[Data records]
- - - -
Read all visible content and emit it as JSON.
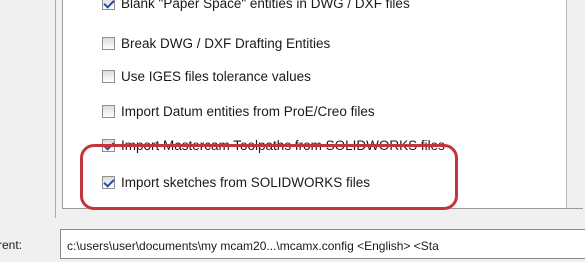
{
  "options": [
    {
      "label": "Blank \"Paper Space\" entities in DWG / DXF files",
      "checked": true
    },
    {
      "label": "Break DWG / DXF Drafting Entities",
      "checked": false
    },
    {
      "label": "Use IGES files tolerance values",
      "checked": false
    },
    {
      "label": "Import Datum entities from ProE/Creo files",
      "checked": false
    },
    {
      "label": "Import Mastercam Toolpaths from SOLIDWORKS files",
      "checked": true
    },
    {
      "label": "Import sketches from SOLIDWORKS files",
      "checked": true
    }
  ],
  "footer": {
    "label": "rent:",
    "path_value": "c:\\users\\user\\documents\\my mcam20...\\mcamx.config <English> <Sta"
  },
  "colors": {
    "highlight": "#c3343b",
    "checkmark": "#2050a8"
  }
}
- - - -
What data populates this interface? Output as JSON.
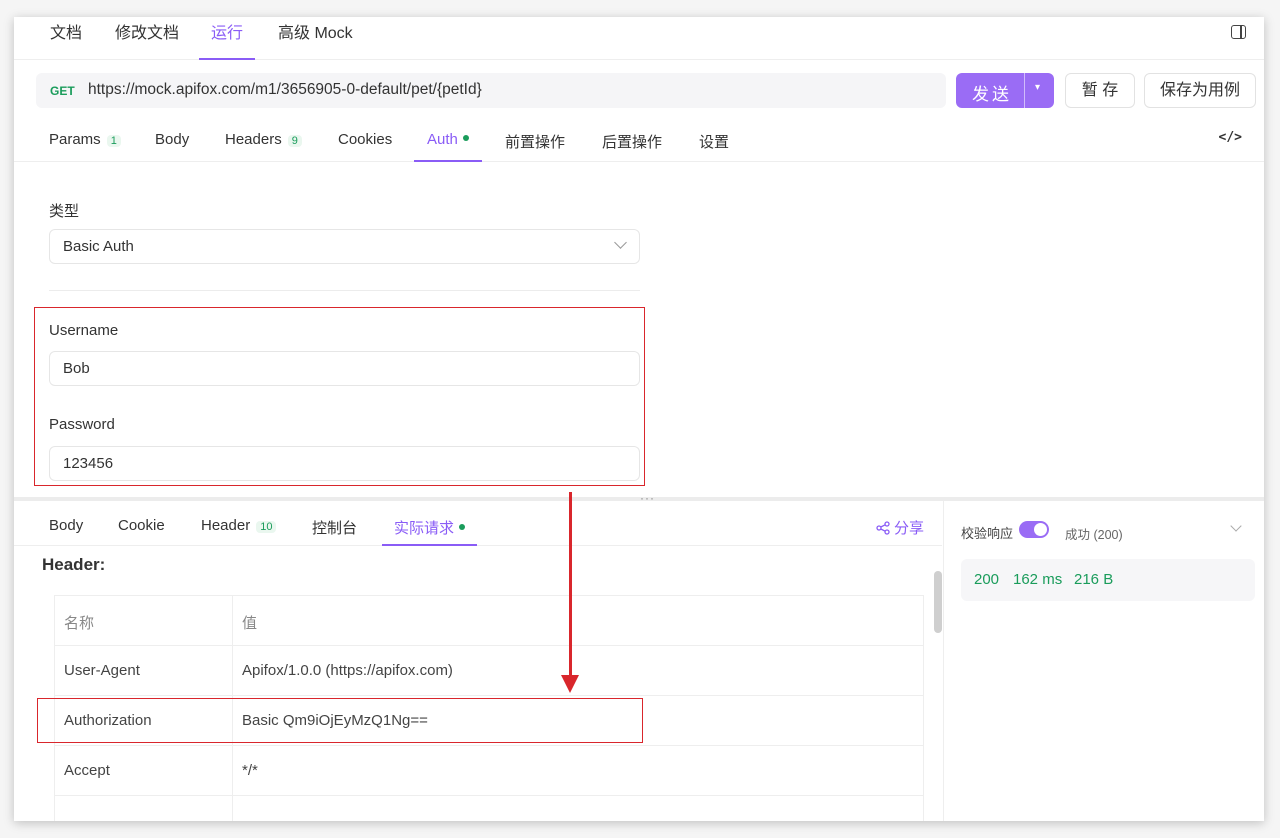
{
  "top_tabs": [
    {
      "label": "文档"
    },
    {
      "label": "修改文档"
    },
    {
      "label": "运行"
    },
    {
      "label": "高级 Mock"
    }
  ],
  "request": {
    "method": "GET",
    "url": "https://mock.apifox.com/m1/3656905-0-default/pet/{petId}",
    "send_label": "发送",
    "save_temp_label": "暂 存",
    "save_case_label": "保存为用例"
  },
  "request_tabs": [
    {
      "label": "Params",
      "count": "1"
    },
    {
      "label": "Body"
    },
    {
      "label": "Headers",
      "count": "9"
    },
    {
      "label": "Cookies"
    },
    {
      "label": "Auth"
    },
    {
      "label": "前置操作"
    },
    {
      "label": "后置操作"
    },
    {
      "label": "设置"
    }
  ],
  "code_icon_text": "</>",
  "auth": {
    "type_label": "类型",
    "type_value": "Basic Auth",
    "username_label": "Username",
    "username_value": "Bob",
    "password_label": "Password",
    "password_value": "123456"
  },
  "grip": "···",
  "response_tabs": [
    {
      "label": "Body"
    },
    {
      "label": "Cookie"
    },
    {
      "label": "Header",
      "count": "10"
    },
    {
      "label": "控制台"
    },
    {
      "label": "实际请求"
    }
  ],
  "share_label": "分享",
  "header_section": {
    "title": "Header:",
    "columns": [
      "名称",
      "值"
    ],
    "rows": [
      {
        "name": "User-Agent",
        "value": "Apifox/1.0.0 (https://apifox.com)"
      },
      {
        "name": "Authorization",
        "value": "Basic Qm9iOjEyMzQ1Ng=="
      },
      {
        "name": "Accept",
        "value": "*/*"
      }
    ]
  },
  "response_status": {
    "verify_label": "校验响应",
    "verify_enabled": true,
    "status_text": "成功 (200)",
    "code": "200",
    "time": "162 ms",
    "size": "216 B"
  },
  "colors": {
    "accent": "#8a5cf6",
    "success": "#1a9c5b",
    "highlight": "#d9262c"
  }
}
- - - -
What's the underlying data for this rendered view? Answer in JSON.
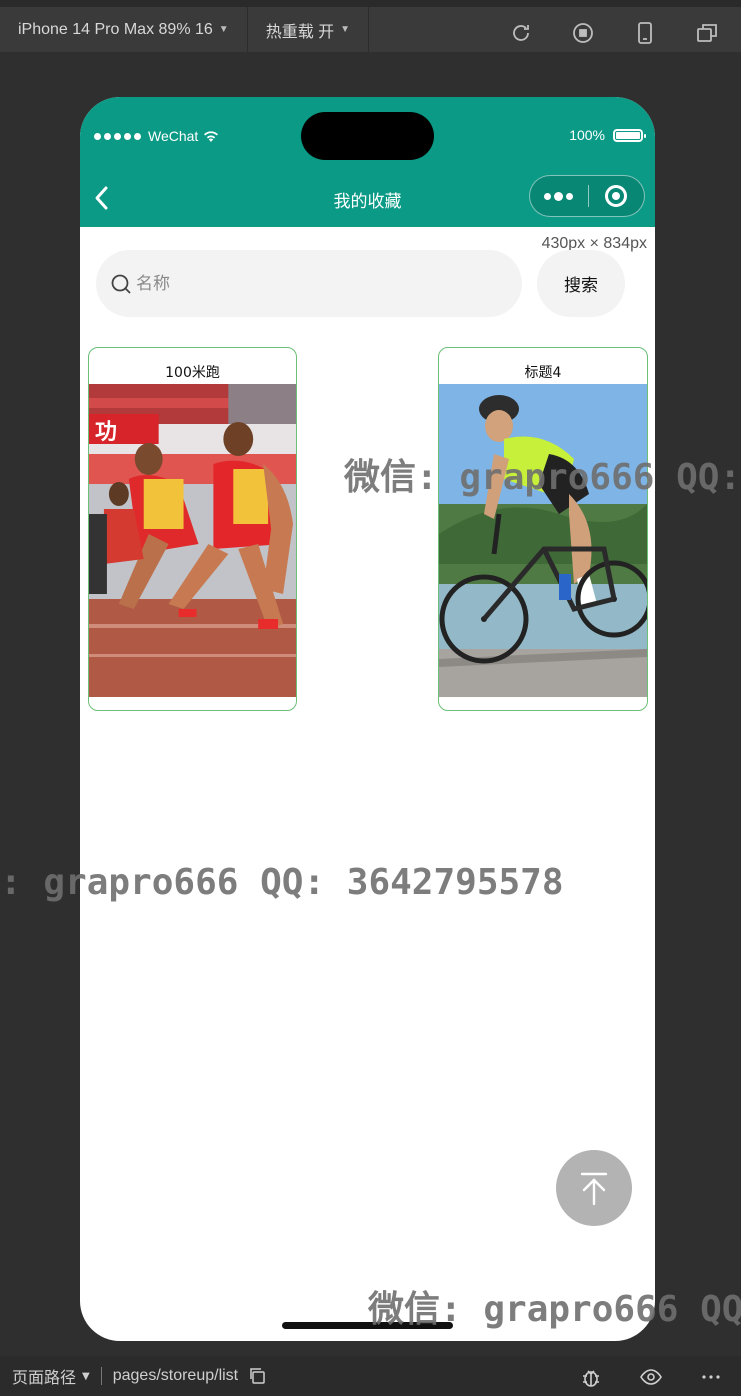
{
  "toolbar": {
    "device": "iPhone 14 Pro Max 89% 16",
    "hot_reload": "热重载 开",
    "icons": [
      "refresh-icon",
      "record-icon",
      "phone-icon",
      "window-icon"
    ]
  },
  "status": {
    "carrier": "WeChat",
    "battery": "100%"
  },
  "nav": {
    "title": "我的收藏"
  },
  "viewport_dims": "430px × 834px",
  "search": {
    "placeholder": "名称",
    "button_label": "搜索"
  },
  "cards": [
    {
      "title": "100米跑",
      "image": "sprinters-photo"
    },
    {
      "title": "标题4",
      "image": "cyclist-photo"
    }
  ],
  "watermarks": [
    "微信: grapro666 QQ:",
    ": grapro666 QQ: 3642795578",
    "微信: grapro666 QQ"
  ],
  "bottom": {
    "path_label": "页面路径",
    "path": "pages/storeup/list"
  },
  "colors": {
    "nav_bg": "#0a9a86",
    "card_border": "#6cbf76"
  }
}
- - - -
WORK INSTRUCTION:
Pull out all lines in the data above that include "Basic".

THE COMPLETED TASK:
    "type_value": "Basic Auth",
        "value": "Basic Qm9iOjEyMzQ1Ng=="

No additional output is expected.